And what a spectacle it was. For awhile, I was hemmed in between an army of squawking pre-teen girls and the Lost Tribes of Israel. And, as anyone who’s spent time in any of the major East coast cities can tell you, I’m not referring to the Biblical Lost Tribes of Israel. No, I’m talking about the weird cult that shows up on street corners from Boston to Pittsburgh, issuing forth long, amplified, stream-of-consciousness rants intended to “prove” that the black man is the direct descendant of somebody-or-other and, consequently, holier than pretty much everyone else. For this occasion, they had gotten up in their best sparkly robes and brought with them a crudely rendered gallows, complete with a miniature klansman dangling from it. On the lynched doll’s chest, if I remember correctly, were the words “KLAN FAGGET!”. I watched them until they started to watch me and then I moved on. I find it’s in my best interest to avoid confrontations with that sort. I left the little girls to deal with them.

A little further on, I settled in among a more normal bunch of fellows. We stood on our tiptoes to have a look at the klansmen in the distance and shared witty banter along the lines of, “Can you believe these motherfuckers?” and “These motherfuckers are fucked up.” and “If all these motherfucking cops weren’t here, I’d be going apeshit on those backwoods motherfuckers”. It was all very merry and light-hearted, but soon I found I couldn’t keep up. I’m a nice Middle-West lad, after all, and it sounds ridiculous whenever I try to say “motherfucker” twice in a sentence. I didn’t want to be laughed at or, worse, be thought of by my fellow New Yorkers as one of those motherfuckers who felt the Klan didn’t deserve to be called “motherfuckers” fifty times in two minutes. So I excused myself and continued on along the fringes of the crowd, picking up all manner of strange literature along the way.
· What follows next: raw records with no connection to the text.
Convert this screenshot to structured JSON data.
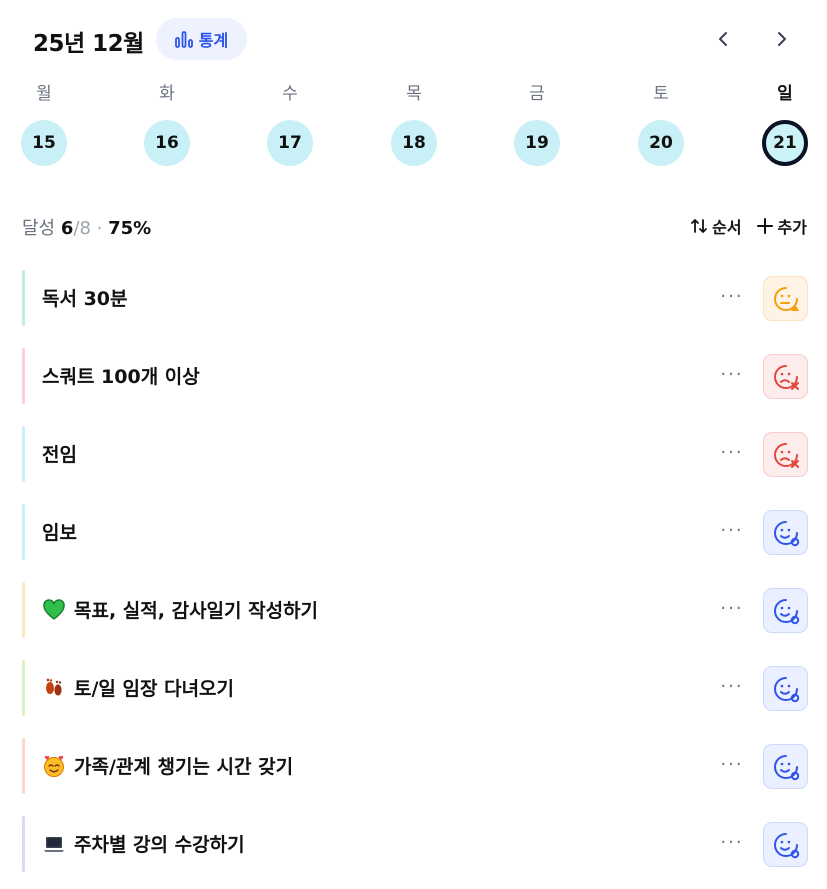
{
  "header": {
    "title": "25년 12월",
    "stats_label": "통계"
  },
  "week": [
    {
      "name": "월",
      "date": "15",
      "today": false
    },
    {
      "name": "화",
      "date": "16",
      "today": false
    },
    {
      "name": "수",
      "date": "17",
      "today": false
    },
    {
      "name": "목",
      "date": "18",
      "today": false
    },
    {
      "name": "금",
      "date": "19",
      "today": false
    },
    {
      "name": "토",
      "date": "20",
      "today": false
    },
    {
      "name": "일",
      "date": "21",
      "today": true
    }
  ],
  "summary": {
    "label": "달성",
    "done": "6",
    "sep": "/",
    "total": "8",
    "dot": "·",
    "percent": "75%"
  },
  "toolbar": {
    "sort_label": "순서",
    "add_label": "추가"
  },
  "habits": [
    {
      "label": "독서 30분",
      "emoji": "",
      "bar_color": "#bfeedd",
      "status": "warning"
    },
    {
      "label": "스쿼트 100개 이상",
      "emoji": "",
      "bar_color": "#fbd0de",
      "status": "fail"
    },
    {
      "label": "전임",
      "emoji": "",
      "bar_color": "#c8f0f6",
      "status": "fail"
    },
    {
      "label": "임보",
      "emoji": "",
      "bar_color": "#c8f0f6",
      "status": "done"
    },
    {
      "label": "목표, 실적, 감사일기 작성하기",
      "emoji": "green-heart",
      "bar_color": "#fbeac0",
      "status": "done"
    },
    {
      "label": "토/일 임장 다녀오기",
      "emoji": "footprints",
      "bar_color": "#d6f3c8",
      "status": "done"
    },
    {
      "label": "가족/관계 챙기는 시간 갖기",
      "emoji": "smiling-hearts",
      "bar_color": "#fbd6d0",
      "status": "done"
    },
    {
      "label": "주차별 강의 수강하기",
      "emoji": "laptop",
      "bar_color": "#d6dcf6",
      "status": "done"
    }
  ],
  "status_styles": {
    "warning": {
      "bg": "#fff3e6",
      "border": "#fde1c0",
      "color": "#f59e0b"
    },
    "fail": {
      "bg": "#fdecec",
      "border": "#f8cccc",
      "color": "#e0483b"
    },
    "done": {
      "bg": "#eaf0ff",
      "border": "#cdd9fb",
      "color": "#2f55e8"
    }
  },
  "icons": {
    "stats": "bar-chart-icon",
    "prev": "chevron-left-icon",
    "next": "chevron-right-icon",
    "sort": "sort-arrows-icon",
    "add": "plus-icon",
    "more": "more-dots-icon"
  }
}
Eventually, I happened upon a surreal scene. A young black couple came along with a small child between them. “Do you want to see the Klan?” the father asked his son and the boy chirped back, “The Klan!”. As the wife stood beaming at the two of them, the dad hoisted the kid up onto his shoulders and pointed at the tiny stage way off in the distance. “There’s the Klan!” he said and the child squealed with delight. “They used to be bad, but now they’re just sorry,” the mother added. “The Klan! The Klan! The Klan!” the kid cried, an expression of pure joy on his face. “They’re pitiful, ain’t they?” the father asked, “They’re nothing to be scared of, right?” The mother yawned then and the father put the kid back down on the ground and together they strolled on, away from all the noise and commotion.

I left soon after. I had seen enough and I was starting to get hungry. I stopped at a hotdog vendor a few blocks down and bought a knish. While the grizzled old dude was making my change, I mentioned that the Klan was having a rally just up the street. He just handed me a couple of damp dollar bills and said, “I don’t want nothin’ to do with those assholes...” He had the right idea, I think.